# [WHAT THE TASK REQUIRES]
Return each line of the listing that contains the string "dartz".

# [SUPPLIED INFORMATION]
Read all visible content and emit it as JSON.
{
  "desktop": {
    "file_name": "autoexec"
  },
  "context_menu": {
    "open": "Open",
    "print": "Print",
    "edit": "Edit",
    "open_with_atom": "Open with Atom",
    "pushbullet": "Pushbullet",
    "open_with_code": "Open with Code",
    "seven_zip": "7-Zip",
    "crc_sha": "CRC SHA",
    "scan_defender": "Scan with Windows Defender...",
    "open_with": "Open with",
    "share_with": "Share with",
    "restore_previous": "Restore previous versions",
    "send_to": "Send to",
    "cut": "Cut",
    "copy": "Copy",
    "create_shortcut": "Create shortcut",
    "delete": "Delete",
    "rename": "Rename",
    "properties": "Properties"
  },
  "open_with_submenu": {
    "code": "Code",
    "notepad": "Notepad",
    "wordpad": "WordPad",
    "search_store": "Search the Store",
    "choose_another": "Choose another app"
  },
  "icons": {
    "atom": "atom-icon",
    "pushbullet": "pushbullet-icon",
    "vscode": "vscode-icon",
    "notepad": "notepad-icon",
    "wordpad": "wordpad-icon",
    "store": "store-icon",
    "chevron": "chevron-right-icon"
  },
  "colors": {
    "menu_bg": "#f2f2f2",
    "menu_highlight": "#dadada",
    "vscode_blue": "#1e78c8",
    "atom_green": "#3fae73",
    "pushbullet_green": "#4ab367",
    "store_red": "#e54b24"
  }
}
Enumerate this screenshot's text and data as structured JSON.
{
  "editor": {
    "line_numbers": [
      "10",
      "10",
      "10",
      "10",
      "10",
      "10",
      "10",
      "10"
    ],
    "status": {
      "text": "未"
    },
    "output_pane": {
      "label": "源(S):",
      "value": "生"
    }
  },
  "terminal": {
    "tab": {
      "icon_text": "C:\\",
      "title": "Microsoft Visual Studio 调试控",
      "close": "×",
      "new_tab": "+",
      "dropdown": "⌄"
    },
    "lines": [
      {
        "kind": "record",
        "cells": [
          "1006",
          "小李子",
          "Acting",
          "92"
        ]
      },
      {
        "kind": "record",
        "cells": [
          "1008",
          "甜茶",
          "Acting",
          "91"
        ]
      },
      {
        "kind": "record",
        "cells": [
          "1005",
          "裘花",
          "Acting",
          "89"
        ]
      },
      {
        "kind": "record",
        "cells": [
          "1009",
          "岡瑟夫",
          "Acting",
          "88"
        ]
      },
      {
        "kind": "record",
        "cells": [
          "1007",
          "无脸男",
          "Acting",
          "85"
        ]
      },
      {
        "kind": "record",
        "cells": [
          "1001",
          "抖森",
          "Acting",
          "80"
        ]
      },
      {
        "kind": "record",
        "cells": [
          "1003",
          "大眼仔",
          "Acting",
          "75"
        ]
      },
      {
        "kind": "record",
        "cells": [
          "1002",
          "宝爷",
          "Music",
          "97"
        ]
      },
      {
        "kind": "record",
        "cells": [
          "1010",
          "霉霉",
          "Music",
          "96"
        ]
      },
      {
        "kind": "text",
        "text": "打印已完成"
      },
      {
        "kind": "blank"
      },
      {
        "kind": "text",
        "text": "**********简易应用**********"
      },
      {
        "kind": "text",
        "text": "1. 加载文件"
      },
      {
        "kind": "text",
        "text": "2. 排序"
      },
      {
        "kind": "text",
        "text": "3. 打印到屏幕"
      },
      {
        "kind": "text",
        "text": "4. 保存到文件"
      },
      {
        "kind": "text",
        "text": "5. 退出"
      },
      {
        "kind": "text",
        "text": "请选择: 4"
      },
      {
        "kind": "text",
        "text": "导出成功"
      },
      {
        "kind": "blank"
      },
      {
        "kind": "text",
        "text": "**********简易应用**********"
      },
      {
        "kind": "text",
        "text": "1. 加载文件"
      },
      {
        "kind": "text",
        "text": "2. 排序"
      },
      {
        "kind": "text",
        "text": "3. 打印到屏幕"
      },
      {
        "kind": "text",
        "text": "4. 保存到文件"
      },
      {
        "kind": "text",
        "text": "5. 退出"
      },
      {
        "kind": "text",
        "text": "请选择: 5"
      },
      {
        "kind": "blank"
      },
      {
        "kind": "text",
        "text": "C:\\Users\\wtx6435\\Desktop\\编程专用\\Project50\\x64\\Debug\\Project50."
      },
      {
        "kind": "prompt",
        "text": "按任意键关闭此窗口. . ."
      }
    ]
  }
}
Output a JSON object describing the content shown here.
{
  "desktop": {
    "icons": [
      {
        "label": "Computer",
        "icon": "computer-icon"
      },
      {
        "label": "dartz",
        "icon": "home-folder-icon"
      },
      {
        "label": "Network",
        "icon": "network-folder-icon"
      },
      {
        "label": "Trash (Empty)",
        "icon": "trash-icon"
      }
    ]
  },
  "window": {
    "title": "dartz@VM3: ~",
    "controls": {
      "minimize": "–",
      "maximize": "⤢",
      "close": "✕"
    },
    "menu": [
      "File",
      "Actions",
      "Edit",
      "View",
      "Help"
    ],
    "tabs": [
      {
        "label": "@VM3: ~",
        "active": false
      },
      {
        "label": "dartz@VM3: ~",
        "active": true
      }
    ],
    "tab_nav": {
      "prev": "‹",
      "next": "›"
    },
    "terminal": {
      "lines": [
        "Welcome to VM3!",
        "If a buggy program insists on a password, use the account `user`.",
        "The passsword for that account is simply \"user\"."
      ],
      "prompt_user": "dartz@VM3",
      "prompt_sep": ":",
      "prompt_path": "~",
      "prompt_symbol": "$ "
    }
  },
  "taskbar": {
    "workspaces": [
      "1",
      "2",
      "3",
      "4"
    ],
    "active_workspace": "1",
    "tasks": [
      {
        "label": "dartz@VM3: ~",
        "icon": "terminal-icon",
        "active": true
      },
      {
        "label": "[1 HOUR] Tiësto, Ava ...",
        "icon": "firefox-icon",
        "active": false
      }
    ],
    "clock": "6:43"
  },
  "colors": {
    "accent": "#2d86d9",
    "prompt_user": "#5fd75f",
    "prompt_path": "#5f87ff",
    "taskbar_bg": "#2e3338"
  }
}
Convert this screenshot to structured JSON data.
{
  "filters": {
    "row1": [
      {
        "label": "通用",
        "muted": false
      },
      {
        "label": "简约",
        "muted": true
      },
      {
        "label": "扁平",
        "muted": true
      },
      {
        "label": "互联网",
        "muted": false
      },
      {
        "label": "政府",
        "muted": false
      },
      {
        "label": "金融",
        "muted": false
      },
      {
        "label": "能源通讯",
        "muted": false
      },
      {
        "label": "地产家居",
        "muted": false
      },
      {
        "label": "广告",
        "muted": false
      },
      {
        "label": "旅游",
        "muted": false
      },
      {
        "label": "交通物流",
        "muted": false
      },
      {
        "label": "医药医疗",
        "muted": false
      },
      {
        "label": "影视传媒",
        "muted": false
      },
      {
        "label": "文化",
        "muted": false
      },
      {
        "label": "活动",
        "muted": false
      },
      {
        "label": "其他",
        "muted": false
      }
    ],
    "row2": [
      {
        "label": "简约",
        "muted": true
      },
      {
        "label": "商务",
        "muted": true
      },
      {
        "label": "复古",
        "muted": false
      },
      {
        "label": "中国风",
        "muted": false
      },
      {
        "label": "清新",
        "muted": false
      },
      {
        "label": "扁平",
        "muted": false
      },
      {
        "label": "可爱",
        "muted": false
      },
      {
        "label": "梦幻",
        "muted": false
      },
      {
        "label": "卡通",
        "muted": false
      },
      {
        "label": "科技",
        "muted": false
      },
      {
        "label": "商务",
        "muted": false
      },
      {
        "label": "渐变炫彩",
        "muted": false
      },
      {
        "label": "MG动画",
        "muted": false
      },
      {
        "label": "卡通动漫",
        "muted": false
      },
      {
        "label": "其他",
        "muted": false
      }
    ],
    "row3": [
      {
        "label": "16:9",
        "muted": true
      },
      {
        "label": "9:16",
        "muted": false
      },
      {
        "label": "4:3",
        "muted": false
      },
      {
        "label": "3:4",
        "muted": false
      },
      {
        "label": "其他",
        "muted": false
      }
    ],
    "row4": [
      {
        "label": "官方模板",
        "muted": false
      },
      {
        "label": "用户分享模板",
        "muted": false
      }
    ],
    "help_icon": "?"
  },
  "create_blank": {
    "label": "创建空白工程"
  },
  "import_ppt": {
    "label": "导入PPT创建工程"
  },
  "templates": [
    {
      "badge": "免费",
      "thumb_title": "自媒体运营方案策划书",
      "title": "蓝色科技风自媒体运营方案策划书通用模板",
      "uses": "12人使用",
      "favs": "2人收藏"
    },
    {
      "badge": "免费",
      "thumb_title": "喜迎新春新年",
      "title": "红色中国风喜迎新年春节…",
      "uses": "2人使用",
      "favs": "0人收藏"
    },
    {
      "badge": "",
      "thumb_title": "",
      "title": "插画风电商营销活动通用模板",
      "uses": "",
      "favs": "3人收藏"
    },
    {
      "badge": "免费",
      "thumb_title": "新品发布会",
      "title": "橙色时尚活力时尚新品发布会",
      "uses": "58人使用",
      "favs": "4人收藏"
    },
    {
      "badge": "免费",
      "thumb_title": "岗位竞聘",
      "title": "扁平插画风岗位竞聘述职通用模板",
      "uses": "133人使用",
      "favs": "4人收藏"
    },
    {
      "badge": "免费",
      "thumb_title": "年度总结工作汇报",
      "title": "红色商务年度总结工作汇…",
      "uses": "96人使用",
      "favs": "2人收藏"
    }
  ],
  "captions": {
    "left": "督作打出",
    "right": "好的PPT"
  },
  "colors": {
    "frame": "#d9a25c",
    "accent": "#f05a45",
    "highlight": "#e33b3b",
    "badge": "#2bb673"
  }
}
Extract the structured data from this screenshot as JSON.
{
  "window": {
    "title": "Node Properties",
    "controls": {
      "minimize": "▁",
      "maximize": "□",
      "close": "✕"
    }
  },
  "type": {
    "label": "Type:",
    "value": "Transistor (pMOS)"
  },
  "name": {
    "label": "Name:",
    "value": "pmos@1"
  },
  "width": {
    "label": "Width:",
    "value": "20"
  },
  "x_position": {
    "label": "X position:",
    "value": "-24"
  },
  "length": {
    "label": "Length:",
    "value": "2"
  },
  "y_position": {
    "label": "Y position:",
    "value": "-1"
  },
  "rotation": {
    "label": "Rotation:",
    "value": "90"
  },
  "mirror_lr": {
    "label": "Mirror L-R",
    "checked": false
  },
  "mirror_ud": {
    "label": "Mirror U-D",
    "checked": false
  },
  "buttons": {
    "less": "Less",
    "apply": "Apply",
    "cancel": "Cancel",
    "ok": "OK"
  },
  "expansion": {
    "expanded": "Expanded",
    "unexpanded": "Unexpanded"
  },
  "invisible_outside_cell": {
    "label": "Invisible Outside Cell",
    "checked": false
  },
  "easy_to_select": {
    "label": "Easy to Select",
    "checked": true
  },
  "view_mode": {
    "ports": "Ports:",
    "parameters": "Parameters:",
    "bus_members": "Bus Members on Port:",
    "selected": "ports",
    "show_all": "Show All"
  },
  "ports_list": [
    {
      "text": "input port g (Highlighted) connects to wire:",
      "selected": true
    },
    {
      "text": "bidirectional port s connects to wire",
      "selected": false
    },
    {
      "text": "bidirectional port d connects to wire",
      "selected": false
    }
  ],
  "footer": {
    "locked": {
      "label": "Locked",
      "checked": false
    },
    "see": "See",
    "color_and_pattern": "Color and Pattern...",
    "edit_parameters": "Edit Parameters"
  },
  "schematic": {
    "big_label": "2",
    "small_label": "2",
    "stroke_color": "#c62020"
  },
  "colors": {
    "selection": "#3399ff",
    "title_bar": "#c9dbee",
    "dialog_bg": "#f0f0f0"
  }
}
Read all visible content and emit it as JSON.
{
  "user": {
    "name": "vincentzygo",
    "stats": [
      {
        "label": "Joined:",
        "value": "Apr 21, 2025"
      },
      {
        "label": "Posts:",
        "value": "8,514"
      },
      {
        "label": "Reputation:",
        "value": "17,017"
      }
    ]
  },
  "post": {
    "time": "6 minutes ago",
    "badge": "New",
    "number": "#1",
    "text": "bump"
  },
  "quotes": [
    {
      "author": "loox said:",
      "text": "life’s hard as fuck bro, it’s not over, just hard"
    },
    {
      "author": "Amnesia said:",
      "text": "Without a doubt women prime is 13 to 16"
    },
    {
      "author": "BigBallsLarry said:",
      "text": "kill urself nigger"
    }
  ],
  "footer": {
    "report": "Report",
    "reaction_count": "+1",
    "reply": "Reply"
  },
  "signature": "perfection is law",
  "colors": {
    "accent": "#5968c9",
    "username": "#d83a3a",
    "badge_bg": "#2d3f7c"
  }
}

# [REPLY TO THE TASK]
        "label": "dartz",
    "title": "dartz@VM3: ~",
        "label": "dartz@VM3: ~",
      "prompt_user": "dartz@VM3",
        "label": "dartz@VM3: ~",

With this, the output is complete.